TASK REQUIREMENTS
Tally the lines below that hold the string "preset", and give only the tally.

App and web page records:
=== Begin Enclosure ===

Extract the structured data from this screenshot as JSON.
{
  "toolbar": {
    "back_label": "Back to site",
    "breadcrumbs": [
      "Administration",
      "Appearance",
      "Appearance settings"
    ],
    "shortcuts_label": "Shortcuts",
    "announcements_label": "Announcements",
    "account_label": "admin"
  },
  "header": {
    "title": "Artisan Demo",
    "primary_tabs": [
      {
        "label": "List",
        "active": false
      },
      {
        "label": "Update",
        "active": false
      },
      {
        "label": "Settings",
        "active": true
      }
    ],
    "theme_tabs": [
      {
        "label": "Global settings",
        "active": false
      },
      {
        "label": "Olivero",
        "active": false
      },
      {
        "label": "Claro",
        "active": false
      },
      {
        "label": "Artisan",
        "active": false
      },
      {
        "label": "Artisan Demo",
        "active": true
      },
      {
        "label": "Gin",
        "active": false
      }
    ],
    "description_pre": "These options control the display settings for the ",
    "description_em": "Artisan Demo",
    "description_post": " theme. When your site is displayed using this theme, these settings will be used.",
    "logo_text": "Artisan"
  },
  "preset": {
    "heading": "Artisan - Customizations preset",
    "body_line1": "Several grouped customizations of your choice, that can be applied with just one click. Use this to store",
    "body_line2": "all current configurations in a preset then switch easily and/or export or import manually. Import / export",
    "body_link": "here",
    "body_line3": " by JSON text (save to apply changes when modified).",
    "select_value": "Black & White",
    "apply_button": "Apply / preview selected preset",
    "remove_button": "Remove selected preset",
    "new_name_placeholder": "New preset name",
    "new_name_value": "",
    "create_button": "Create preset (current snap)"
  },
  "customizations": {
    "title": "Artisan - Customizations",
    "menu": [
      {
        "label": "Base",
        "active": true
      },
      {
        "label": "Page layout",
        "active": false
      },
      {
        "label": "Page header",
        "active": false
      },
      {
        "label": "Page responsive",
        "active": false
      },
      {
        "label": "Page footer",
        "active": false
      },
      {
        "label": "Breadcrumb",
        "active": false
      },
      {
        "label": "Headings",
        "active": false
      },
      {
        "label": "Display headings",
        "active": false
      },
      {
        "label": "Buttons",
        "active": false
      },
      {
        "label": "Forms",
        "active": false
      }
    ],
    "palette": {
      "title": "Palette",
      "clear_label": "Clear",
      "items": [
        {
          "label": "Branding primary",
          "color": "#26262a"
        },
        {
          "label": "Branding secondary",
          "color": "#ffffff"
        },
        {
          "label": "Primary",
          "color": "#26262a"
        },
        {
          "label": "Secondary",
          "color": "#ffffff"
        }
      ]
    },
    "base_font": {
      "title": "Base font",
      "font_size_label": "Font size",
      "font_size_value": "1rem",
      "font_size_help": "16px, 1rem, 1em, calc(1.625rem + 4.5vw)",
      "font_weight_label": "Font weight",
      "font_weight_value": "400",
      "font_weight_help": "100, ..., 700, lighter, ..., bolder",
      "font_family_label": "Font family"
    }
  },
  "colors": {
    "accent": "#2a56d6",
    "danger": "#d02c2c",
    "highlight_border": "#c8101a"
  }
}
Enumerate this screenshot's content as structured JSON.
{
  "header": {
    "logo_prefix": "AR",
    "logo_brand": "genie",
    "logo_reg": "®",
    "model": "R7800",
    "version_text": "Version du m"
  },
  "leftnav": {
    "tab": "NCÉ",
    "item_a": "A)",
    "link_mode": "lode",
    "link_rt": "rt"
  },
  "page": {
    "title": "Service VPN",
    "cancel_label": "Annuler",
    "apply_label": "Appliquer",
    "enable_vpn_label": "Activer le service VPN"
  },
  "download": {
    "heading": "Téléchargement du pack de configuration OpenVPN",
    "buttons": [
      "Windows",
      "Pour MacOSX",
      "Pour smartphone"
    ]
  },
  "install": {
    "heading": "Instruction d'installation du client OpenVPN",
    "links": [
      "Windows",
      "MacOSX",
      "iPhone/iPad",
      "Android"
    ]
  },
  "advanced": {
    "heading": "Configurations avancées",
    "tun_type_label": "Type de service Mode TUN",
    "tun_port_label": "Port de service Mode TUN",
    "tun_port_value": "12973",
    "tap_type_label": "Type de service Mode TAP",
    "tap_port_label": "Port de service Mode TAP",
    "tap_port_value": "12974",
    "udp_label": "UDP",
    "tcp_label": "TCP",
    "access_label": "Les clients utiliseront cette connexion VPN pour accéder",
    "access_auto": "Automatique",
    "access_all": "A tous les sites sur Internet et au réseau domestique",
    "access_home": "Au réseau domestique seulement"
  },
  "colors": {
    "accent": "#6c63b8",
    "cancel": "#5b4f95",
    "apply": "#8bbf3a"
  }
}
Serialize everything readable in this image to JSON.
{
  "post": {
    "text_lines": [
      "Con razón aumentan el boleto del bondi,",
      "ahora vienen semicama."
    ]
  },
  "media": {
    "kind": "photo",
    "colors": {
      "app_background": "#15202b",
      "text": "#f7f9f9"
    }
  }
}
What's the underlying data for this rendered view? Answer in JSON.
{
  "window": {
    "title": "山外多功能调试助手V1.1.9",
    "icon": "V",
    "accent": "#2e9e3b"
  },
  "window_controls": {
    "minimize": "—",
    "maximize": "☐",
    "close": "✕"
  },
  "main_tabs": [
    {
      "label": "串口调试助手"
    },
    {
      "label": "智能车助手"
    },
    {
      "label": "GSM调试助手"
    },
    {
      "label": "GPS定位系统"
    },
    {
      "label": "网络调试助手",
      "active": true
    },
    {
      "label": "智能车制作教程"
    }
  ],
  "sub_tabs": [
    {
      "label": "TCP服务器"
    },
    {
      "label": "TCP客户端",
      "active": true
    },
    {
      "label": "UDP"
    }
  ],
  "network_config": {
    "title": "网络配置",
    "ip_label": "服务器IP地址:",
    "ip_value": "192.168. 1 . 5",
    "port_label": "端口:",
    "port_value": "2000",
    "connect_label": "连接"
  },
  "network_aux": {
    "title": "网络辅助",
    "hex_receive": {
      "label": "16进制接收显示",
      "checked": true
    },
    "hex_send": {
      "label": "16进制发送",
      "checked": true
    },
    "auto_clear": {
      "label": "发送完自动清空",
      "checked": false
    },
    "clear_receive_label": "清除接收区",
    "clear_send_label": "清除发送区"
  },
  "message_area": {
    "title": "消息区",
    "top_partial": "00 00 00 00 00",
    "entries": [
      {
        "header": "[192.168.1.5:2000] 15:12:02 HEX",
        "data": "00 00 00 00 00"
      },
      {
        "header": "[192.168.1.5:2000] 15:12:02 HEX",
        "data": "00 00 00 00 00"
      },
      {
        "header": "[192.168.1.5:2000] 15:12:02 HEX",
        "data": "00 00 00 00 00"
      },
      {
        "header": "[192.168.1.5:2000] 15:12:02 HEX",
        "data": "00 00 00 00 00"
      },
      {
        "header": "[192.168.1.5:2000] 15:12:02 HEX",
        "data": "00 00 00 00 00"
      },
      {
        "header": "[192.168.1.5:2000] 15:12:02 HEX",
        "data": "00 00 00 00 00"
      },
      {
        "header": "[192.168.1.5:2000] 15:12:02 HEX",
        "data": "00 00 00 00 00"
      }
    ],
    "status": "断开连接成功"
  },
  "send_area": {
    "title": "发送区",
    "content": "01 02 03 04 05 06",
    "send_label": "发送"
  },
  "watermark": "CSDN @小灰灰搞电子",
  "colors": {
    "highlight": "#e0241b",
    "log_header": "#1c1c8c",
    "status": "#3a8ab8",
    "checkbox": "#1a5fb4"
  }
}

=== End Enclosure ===

SOLUTION TO THIS EXERCISE
7